*** DATA EXTRACTS ***

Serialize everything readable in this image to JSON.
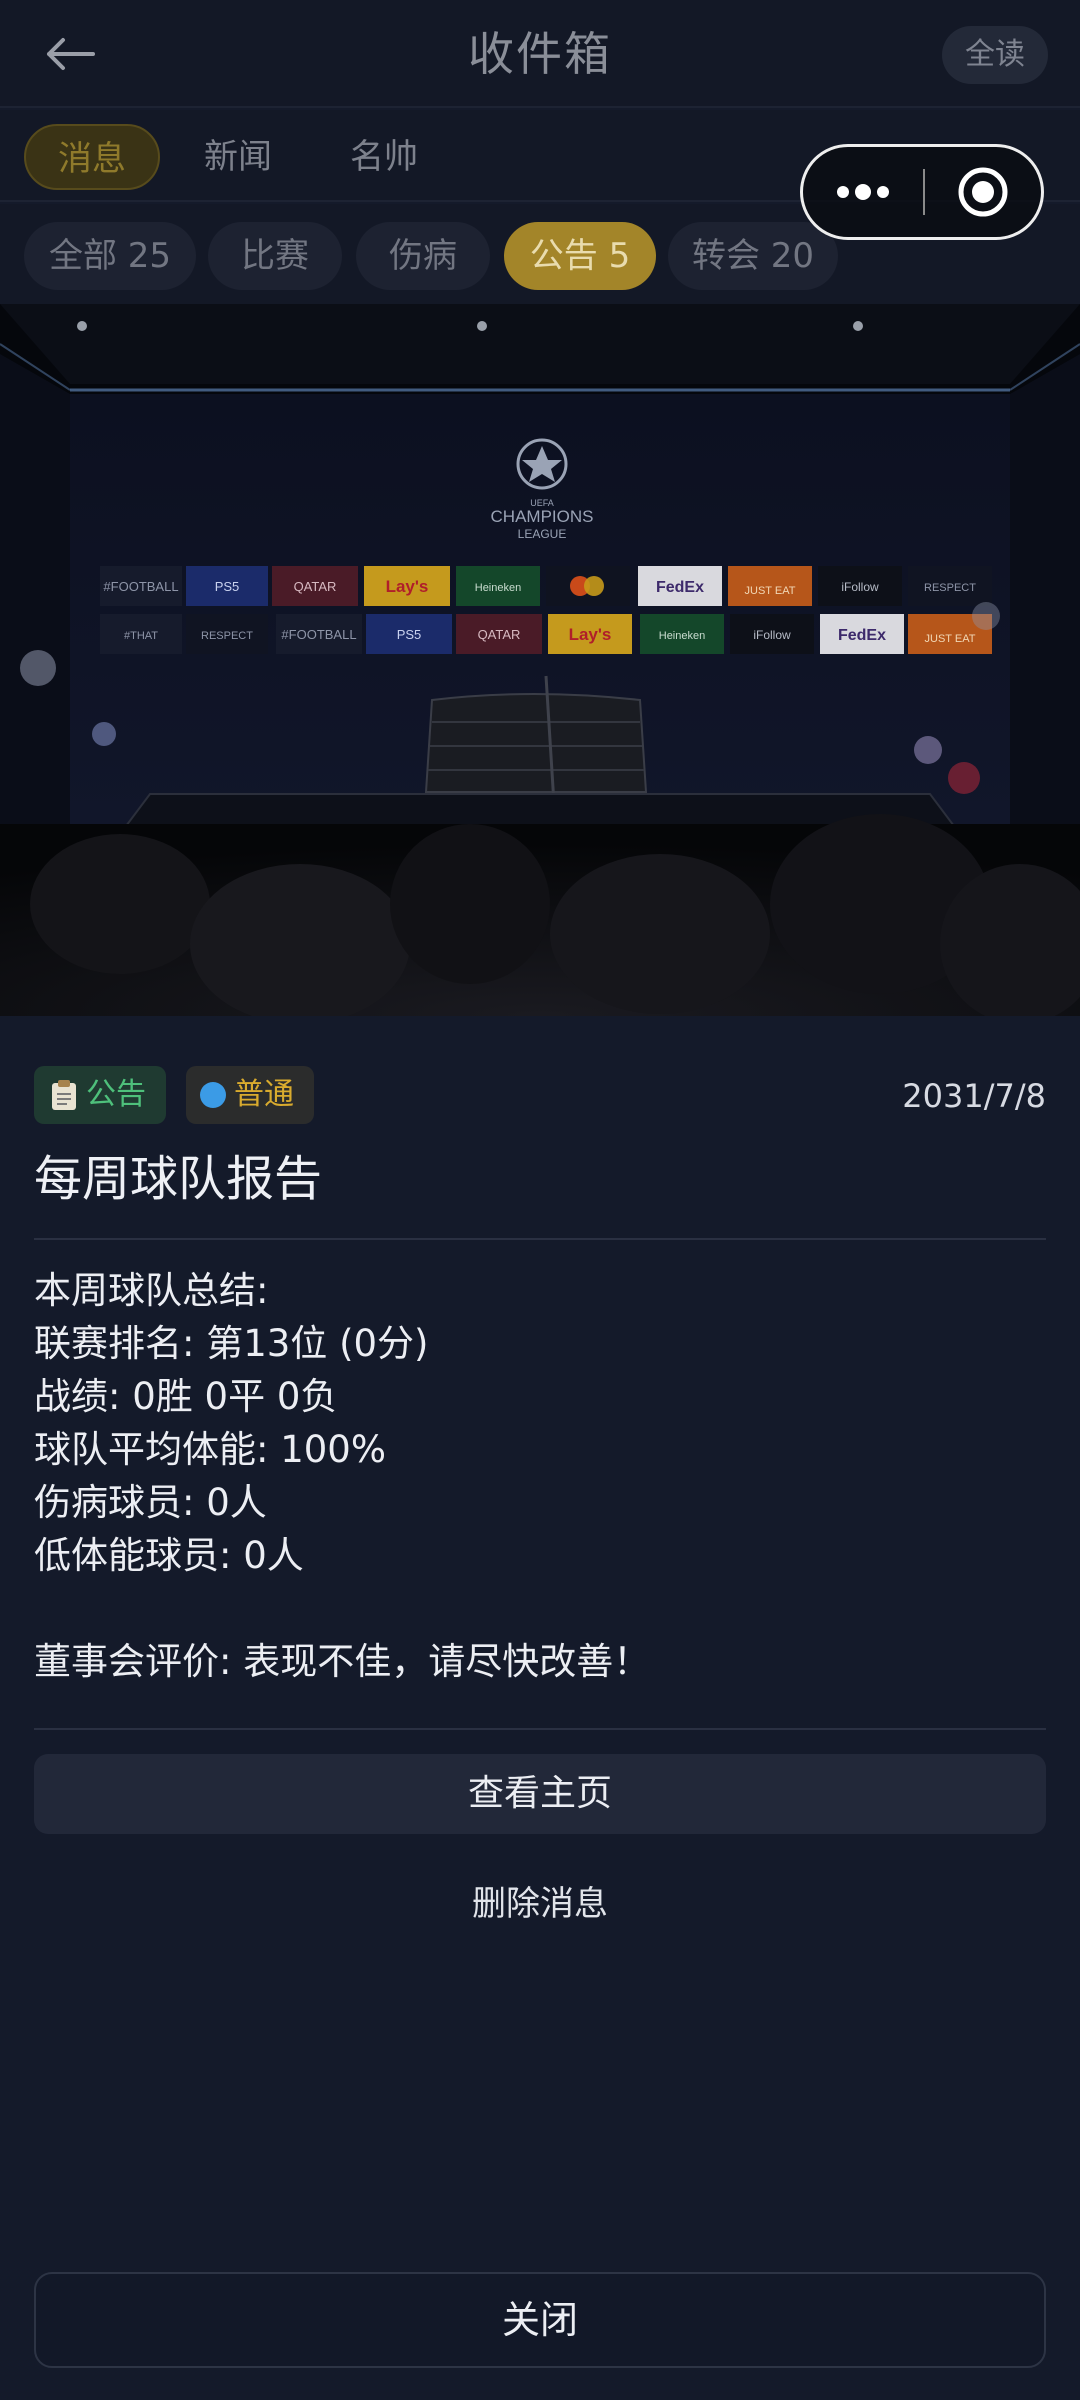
{
  "header": {
    "back_icon": "arrow-left-icon",
    "title": "收件箱",
    "read_all": "全读"
  },
  "categories": [
    {
      "label": "消息",
      "active": true
    },
    {
      "label": "新闻",
      "active": false
    },
    {
      "label": "名帅",
      "active": false
    }
  ],
  "filters": [
    {
      "label": "全部 25",
      "active": false
    },
    {
      "label": "比赛",
      "active": false
    },
    {
      "label": "伤病",
      "active": false
    },
    {
      "label": "公告 5",
      "active": true
    },
    {
      "label": "转会 20",
      "active": false
    }
  ],
  "capsule": {
    "more_icon": "more-dots-icon",
    "close_icon": "target-close-icon"
  },
  "banner": {
    "logo_text": "CHAMPIONS",
    "logo_sub": "LEAGUE",
    "logo_top": "UEFA",
    "sponsors_row1": [
      "#FOOTBALL",
      "PS5",
      "QATAR",
      "Lay's",
      "Heineken",
      "●●",
      "FedEx",
      "JUST EAT",
      "iFollow",
      "RESPECT"
    ],
    "sponsors_row2": [
      "#THAT",
      "RESPECT",
      "#FOOTBALL",
      "PS5",
      "QATAR",
      "Lay's",
      "Heineken",
      "iFollow",
      "FedEx",
      "JUST EAT"
    ]
  },
  "message": {
    "type_icon": "clipboard-icon",
    "type_label": "公告",
    "priority_label": "普通",
    "date": "2031/7/8",
    "title": "每周球队报告",
    "lines": [
      "本周球队总结:",
      "联赛排名: 第13位 (0分)",
      "战绩: 0胜 0平 0负",
      "球队平均体能: 100%",
      "伤病球员: 0人",
      "低体能球员: 0人",
      "",
      "董事会评价: 表现不佳，请尽快改善！"
    ]
  },
  "actions": {
    "view_home": "查看主页",
    "delete": "删除消息",
    "close": "关闭"
  }
}
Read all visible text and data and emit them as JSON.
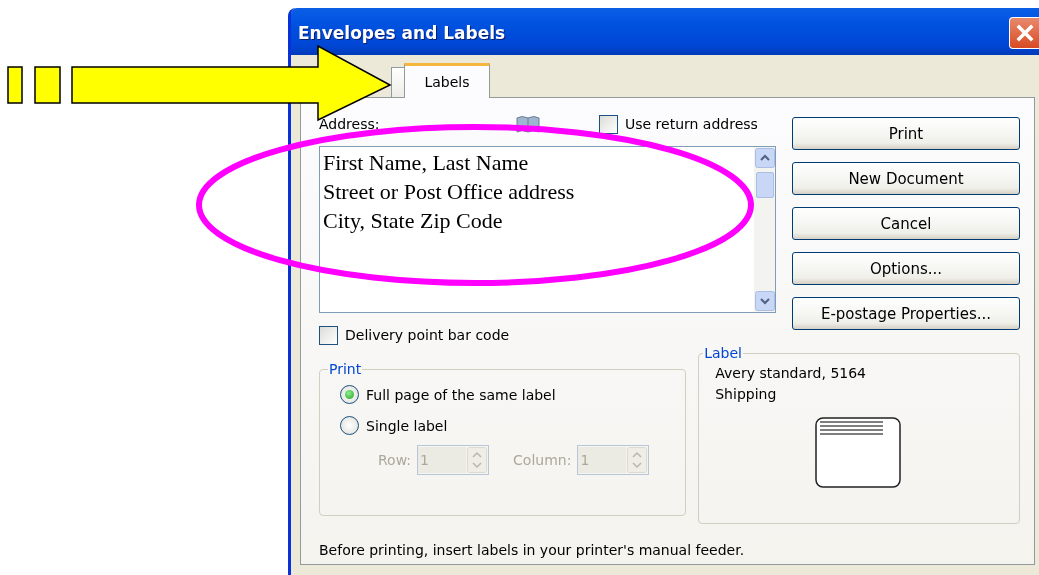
{
  "window": {
    "title": "Envelopes and Labels"
  },
  "tabs": [
    {
      "selected": false
    },
    {
      "label": "Labels",
      "selected": true
    }
  ],
  "address": {
    "label": "Address:",
    "lines": [
      "First Name, Last Name",
      "Street or Post Office address",
      "City, State Zip Code"
    ]
  },
  "use_return_address": {
    "label": "Use return address",
    "checked": false
  },
  "buttons": [
    "Print",
    "New Document",
    "Cancel",
    "Options...",
    "E-postage Properties..."
  ],
  "delivery_point_bar_code": {
    "label": "Delivery point bar code",
    "checked": false
  },
  "print_group": {
    "title": "Print",
    "options": [
      {
        "label": "Full page of the same label",
        "selected": true
      },
      {
        "label": "Single label",
        "selected": false
      }
    ],
    "fields": [
      {
        "label": "Row:",
        "value": "1",
        "disabled": true
      },
      {
        "label": "Column:",
        "value": "1",
        "disabled": true
      }
    ]
  },
  "label_group": {
    "title": "Label",
    "lines": [
      "Avery standard, 5164",
      "Shipping"
    ]
  },
  "footer": "Before printing, insert labels in your printer's manual feeder.",
  "annotations": [
    {
      "kind": "dash"
    },
    {
      "kind": "dash"
    },
    {
      "kind": "arrow"
    },
    {
      "kind": "ellipse"
    }
  ]
}
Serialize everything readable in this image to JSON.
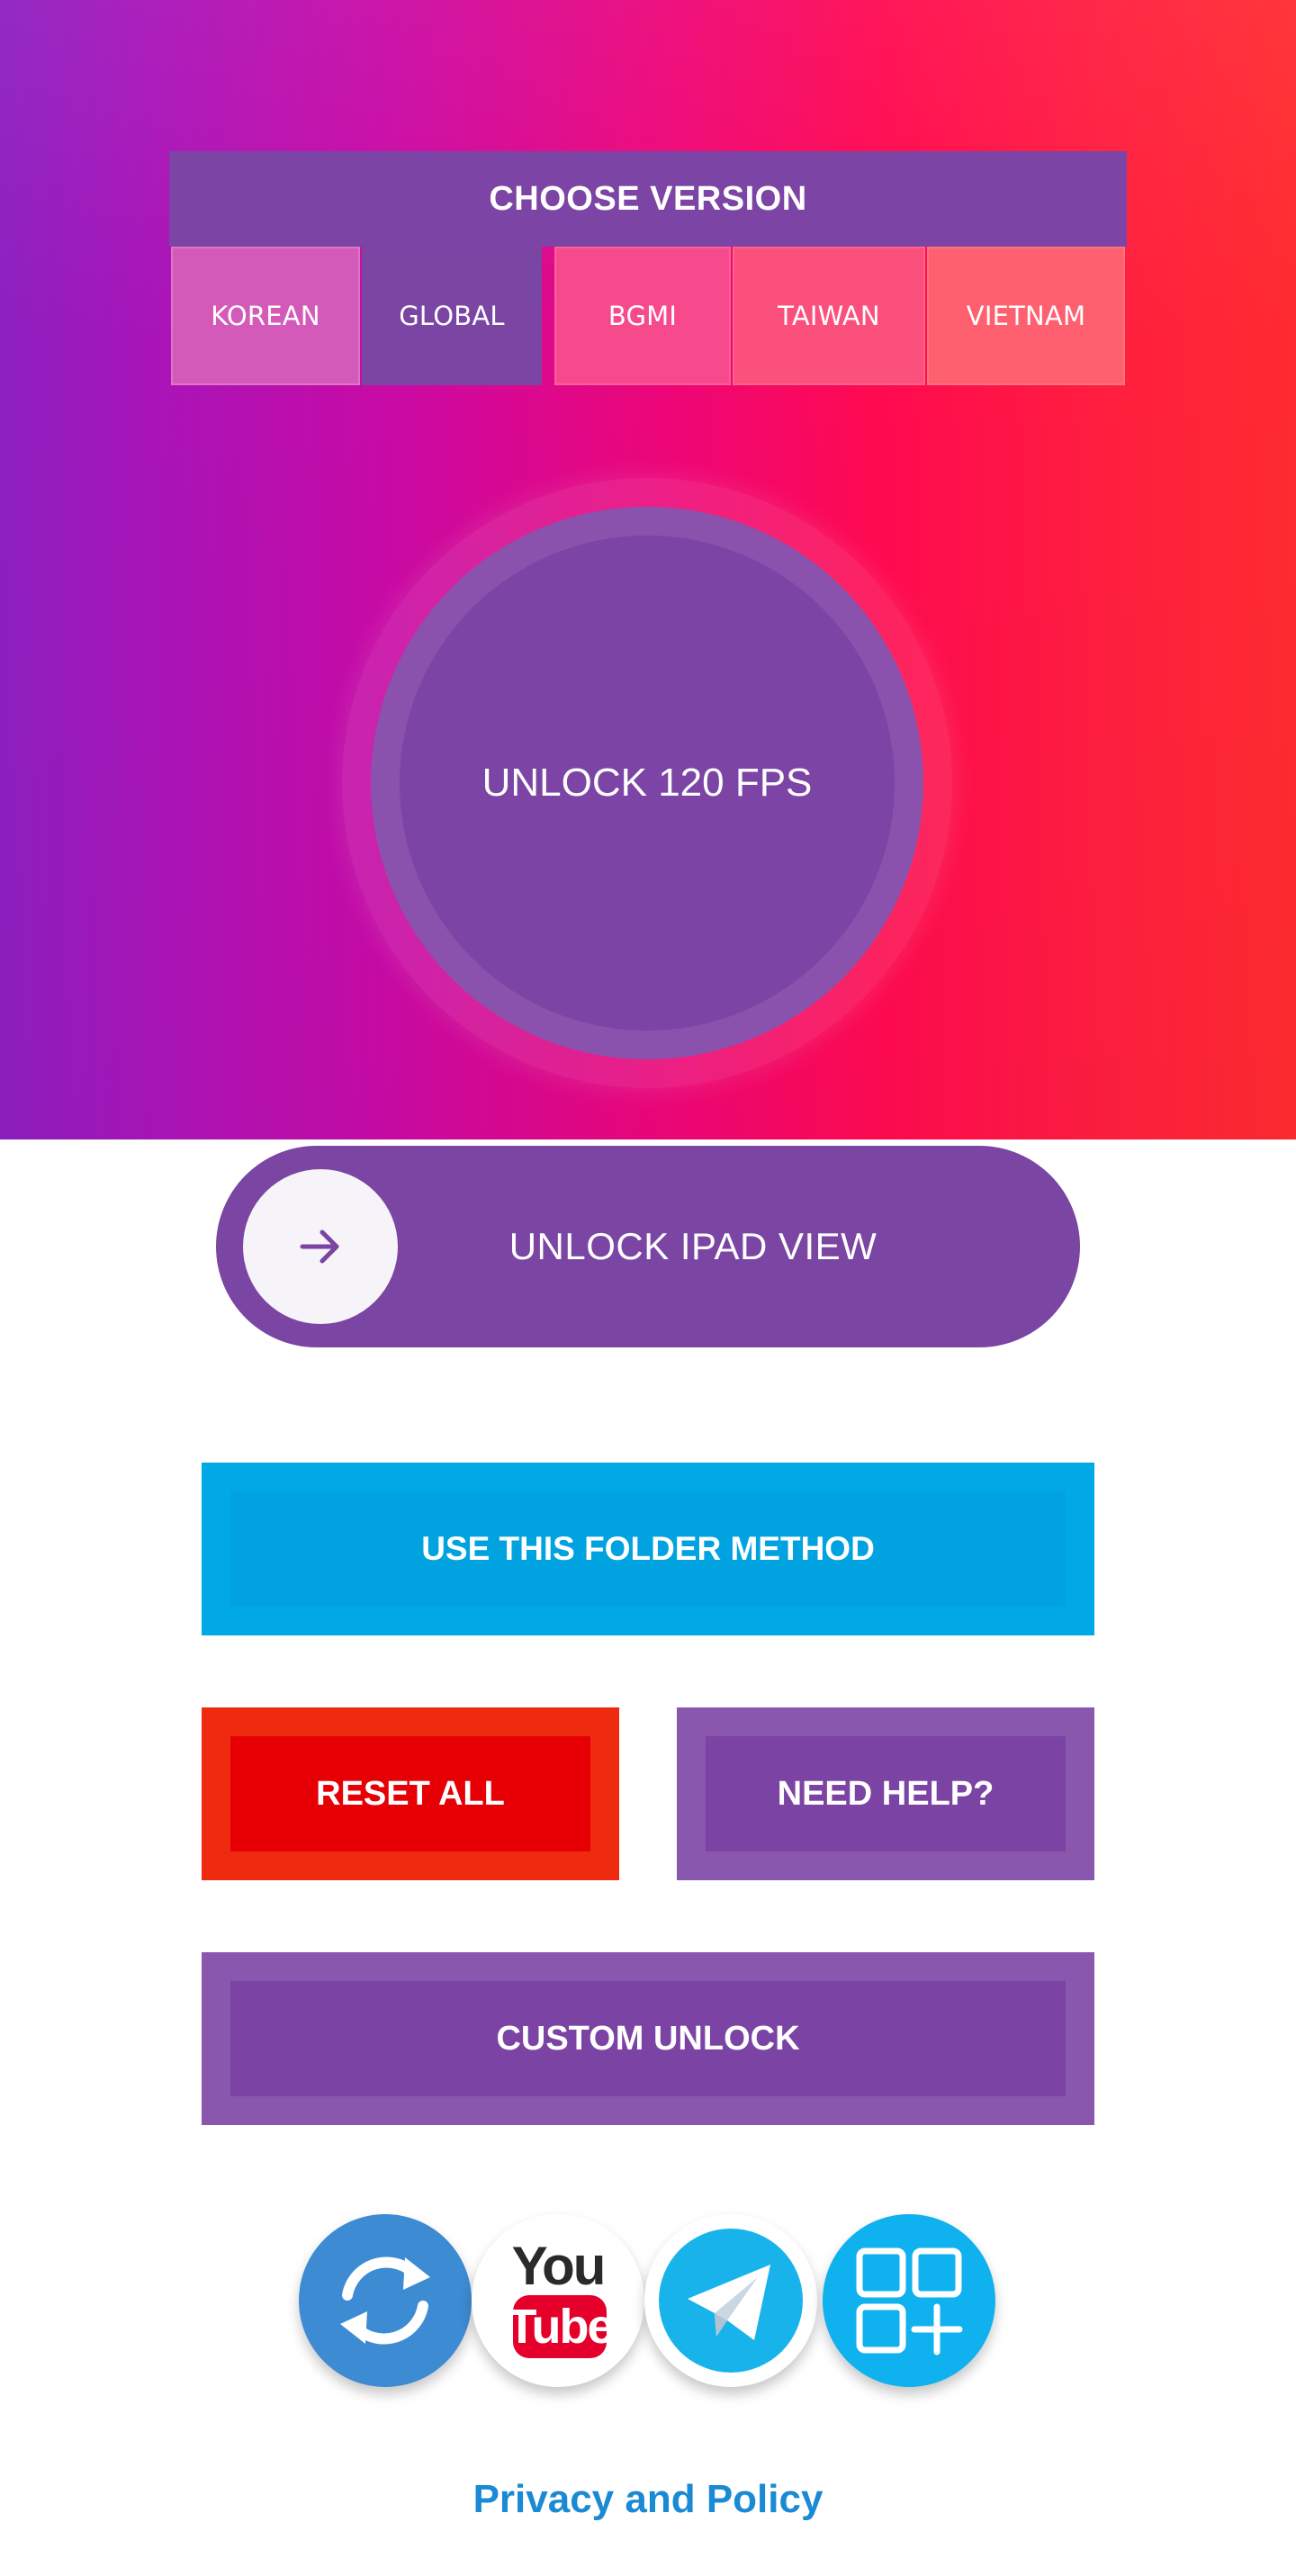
{
  "version_selector": {
    "title": "CHOOSE VERSION",
    "tabs": [
      {
        "label": "KOREAN"
      },
      {
        "label": "GLOBAL"
      },
      {
        "label": "BGMI"
      },
      {
        "label": "TAIWAN"
      },
      {
        "label": "VIETNAM"
      }
    ],
    "selected": "GLOBAL"
  },
  "fps_button": {
    "label": "UNLOCK 120 FPS"
  },
  "ipad_slider": {
    "label": "UNLOCK IPAD VIEW",
    "knob_icon": "arrow-right-icon"
  },
  "buttons": {
    "folder_method": "USE THIS FOLDER METHOD",
    "reset_all": "RESET ALL",
    "need_help": "NEED HELP?",
    "custom_unlock": "CUSTOM UNLOCK"
  },
  "social": {
    "items": [
      {
        "icon": "refresh-icon"
      },
      {
        "icon": "youtube-icon",
        "you": "You",
        "tube": "Tube"
      },
      {
        "icon": "telegram-icon"
      },
      {
        "icon": "apps-grid-icon"
      }
    ]
  },
  "footer": {
    "privacy_link": "Privacy and Policy"
  },
  "colors": {
    "purple": "#7b44a3",
    "blue": "#00a9e5",
    "red": "#e60005",
    "link": "#1a8ad4"
  }
}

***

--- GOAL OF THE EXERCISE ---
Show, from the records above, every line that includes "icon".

--- SOLUTION TO THIS EXERCISE ---
    "back_icon": "arrow-left-icon",
    "more_icon": "more-dots-icon",
    "close_icon": "target-close-icon"
    "type_icon": "clipboard-icon",
    "knob_icon": "arrow-right-icon"
        "icon": "refresh-icon"
        "icon": "youtube-icon",
        "icon": "telegram-icon"
        "icon": "apps-grid-icon"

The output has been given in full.